Despite high prevalence rates of distress, students are often unaware of the strategies, resources, or support services available to help them cope and thrive at university. To be effective, information and support needs to be timely, provided if, and when students need it.
The Learning Thermometer is a web-based tool that links teaching, learning, wellbeing and support, meeting the student where they are. The aims of The Learning Thermometer are to:
- Encourage students to self-reflect on their wellbeing and academic progress
- Ensure that every student is linked with relevant strategies, resources and support, if, and when they need it
- Promote autonomy-self-regulation, self-management and problem-solving
- Provide teaching staff with group data to inform teaching improvements.
How to use

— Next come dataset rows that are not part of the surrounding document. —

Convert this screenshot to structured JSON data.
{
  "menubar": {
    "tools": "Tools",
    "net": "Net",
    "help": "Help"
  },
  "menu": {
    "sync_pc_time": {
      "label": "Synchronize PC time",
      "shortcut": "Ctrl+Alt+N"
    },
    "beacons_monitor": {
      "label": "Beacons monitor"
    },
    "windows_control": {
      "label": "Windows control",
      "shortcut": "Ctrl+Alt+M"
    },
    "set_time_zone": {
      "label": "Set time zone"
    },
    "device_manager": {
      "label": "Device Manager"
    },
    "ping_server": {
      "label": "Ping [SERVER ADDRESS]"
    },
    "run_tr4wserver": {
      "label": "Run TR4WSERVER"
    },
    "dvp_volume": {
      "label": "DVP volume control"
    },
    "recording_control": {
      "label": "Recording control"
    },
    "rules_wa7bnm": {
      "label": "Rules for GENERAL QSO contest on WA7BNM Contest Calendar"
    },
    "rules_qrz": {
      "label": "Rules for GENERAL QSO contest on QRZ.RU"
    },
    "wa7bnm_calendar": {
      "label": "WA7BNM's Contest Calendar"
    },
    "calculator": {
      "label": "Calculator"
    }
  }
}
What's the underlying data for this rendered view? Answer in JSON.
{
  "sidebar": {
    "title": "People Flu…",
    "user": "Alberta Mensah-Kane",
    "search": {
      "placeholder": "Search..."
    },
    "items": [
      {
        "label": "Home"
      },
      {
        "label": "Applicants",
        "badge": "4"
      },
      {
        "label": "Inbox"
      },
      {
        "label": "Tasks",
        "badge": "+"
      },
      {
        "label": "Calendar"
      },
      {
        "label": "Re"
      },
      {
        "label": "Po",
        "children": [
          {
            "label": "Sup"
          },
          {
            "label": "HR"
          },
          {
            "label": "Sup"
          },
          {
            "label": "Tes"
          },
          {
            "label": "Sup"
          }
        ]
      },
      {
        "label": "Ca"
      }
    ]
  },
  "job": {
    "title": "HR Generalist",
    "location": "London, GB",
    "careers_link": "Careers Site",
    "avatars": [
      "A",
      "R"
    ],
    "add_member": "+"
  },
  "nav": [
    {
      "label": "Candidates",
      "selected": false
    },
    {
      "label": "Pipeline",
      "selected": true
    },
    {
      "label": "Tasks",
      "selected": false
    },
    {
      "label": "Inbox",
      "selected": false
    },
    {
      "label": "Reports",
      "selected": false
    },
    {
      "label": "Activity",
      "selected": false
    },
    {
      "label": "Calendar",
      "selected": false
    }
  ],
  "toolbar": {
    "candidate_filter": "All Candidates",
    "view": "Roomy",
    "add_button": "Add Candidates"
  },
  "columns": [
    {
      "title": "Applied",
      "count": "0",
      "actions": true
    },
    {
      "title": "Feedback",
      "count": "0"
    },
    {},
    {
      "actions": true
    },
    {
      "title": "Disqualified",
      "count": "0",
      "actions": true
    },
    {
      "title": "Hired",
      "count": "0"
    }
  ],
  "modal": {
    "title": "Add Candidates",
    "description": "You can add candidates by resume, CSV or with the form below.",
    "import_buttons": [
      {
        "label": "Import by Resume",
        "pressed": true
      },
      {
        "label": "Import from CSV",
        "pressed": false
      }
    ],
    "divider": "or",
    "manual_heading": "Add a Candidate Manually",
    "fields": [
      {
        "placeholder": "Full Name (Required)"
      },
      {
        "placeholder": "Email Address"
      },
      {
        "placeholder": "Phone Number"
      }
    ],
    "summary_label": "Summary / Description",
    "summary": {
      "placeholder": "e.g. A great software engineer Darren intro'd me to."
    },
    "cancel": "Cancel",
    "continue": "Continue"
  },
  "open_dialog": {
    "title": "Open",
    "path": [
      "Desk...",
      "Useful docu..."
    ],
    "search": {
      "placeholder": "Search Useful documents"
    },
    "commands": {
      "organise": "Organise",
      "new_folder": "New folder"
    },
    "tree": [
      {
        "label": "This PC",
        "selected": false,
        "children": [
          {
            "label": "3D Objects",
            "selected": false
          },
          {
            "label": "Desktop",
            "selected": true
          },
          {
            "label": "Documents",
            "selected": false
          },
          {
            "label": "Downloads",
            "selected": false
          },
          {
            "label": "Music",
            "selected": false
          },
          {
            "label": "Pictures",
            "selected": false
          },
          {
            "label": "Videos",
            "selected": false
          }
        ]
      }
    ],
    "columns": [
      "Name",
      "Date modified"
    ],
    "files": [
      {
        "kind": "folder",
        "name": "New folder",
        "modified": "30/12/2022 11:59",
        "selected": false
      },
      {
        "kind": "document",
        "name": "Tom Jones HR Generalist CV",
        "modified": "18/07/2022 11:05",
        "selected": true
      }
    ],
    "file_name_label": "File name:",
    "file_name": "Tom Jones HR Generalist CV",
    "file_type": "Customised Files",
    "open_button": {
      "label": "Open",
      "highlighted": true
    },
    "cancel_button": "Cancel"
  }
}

The Learning Thermometer should only be used as a summative piece of assessment. This ensures the all students learn to self-reflect on their progress and that students who most need support have access to it. Used in at least one core course each semester across a degree program means that every student at the university is provided with support options if they need it.
Administrator adds semester dates to the program
Teaching and counselling support services add university resources and people available to support students
Academics add learning outcomes, aspects of the course they want feedback on, and select resources and support people relevant to students in their course.
Students complete a brief survey four times over the course of the semester
Students who report difficulties are prompted to choose strategies, resources, and people that might help them-their Learning Plan.
Students are emailed a copy of their Learning Plan as a reference.
Academics upload group results at the end of semester.
Academics use group data during the semester and at the end of semester to inform teaching improvements.
Stallman, H. M., & King, S. (2016). The Learning Thermometer: Closing the loop between teaching, learning, wellbeing and support in universities. Journal of University Teaching & Learning Practice. 13(5), e22.
Stallman, H. M. (2011). Embedding resilience within the tertiary curriculum: A feasibility study. Higher Education Research & Development, 30(2), 121-133. doi: http://dx.doi.org/10.1080/07294360.2010.509763
For more information, contact Dr Helen Stallman with the details below. Click here to see how The Learning Thermometer fits within a biopsychosocial approach to promoting health and wellbeing of university students.
Dr Helen Stallman
School of Psychology, Social Work and Social Policy
University of South Australia
T: 08 8302 4360